=== Input records ===

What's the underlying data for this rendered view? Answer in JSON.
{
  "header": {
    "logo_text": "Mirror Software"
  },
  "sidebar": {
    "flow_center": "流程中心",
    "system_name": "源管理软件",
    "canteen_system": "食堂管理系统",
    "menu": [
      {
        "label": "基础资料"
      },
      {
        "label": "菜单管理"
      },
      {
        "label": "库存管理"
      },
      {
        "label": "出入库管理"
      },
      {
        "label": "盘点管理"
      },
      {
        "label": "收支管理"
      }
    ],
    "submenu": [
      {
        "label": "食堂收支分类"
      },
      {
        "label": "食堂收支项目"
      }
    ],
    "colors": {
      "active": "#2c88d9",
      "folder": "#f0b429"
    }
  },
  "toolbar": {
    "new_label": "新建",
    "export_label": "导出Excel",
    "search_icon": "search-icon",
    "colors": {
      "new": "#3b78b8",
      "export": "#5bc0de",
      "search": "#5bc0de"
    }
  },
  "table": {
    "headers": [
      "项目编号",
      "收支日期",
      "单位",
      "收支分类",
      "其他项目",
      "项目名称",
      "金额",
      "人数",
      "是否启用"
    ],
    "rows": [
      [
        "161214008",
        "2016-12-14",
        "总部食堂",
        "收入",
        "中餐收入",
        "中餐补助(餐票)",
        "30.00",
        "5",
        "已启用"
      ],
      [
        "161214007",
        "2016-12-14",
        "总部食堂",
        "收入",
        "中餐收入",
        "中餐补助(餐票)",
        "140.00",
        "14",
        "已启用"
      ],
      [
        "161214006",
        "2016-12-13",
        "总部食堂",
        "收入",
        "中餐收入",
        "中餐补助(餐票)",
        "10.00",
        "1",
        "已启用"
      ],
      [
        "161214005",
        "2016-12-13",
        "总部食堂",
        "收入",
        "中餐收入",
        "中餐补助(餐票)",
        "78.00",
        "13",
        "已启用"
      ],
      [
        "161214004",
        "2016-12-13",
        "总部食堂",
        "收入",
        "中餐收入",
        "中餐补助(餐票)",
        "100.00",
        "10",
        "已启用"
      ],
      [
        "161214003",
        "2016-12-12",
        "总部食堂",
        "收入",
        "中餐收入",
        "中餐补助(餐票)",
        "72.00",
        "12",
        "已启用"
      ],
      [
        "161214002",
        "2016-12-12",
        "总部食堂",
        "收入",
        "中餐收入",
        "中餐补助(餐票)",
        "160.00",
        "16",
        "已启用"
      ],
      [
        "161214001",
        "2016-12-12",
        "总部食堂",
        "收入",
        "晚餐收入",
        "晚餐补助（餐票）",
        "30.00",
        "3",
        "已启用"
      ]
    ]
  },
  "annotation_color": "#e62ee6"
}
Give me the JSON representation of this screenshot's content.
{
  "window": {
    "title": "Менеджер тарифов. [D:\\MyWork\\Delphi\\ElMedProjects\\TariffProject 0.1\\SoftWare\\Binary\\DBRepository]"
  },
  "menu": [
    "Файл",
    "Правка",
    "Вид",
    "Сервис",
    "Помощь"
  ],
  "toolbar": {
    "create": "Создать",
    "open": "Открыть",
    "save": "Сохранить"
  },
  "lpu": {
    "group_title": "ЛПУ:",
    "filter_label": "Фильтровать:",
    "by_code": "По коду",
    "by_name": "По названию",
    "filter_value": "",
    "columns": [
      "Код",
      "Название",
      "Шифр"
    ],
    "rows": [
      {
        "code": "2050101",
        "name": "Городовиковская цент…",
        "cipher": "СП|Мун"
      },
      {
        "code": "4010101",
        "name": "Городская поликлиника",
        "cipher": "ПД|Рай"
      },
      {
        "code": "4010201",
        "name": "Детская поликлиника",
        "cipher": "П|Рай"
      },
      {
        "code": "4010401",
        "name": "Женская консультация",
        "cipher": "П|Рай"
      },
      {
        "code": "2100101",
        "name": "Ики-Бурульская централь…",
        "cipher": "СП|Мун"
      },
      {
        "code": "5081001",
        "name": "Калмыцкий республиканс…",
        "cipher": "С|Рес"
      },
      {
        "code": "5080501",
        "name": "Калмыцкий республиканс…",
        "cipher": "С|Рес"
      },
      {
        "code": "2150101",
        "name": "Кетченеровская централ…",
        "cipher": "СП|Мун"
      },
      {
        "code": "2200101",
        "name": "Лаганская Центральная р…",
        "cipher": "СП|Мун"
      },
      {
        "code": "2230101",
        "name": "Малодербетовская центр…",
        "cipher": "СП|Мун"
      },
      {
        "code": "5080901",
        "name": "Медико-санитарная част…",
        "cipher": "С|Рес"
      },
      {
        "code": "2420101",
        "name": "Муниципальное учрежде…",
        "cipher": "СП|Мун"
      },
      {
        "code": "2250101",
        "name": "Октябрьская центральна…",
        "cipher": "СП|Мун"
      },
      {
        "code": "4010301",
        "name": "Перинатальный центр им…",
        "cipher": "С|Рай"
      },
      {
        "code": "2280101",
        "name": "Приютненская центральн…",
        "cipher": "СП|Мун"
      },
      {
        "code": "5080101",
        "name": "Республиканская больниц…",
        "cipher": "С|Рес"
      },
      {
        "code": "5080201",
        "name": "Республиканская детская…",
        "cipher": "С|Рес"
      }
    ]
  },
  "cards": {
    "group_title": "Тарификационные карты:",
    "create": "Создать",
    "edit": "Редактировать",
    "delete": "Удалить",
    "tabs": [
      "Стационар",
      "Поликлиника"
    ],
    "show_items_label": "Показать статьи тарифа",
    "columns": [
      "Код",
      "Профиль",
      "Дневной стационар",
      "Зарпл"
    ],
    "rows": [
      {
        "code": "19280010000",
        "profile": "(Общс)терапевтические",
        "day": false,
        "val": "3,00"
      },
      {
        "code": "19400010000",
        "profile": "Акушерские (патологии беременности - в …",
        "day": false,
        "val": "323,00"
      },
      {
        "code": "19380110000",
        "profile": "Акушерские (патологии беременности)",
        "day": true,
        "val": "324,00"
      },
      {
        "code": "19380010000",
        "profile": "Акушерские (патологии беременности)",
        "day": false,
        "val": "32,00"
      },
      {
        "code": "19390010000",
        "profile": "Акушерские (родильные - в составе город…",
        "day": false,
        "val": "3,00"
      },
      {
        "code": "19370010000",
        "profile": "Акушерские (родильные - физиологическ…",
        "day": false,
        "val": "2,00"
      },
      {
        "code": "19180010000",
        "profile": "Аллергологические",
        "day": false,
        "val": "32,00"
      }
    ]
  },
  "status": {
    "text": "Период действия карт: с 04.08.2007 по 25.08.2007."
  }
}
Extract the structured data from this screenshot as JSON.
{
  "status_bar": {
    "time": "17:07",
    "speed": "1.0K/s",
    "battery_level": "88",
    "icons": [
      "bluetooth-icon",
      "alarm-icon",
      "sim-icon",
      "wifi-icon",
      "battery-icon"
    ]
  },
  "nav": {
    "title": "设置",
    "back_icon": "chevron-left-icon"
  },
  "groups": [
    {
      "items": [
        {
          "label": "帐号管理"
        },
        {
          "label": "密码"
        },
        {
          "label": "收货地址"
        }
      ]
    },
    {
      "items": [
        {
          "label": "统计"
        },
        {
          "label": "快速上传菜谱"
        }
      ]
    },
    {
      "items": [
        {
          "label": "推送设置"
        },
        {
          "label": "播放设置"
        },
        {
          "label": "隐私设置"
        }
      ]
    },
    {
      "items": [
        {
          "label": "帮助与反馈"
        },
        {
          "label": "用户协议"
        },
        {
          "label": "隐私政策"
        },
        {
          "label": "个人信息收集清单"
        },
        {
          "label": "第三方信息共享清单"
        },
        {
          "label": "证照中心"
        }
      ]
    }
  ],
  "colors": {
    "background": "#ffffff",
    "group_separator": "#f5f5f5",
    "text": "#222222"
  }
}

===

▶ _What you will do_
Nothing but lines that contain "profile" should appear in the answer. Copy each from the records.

▶ _Completed task_
        "profile": "(Общс)терапевтические",
        "profile": "Акушерские (патологии беременности - в …",
        "profile": "Акушерские (патологии беременности)",
        "profile": "Акушерские (патологии беременности)",
        "profile": "Акушерские (родильные - в составе город…",
        "profile": "Акушерские (родильные - физиологическ…",
        "profile": "Аллергологические",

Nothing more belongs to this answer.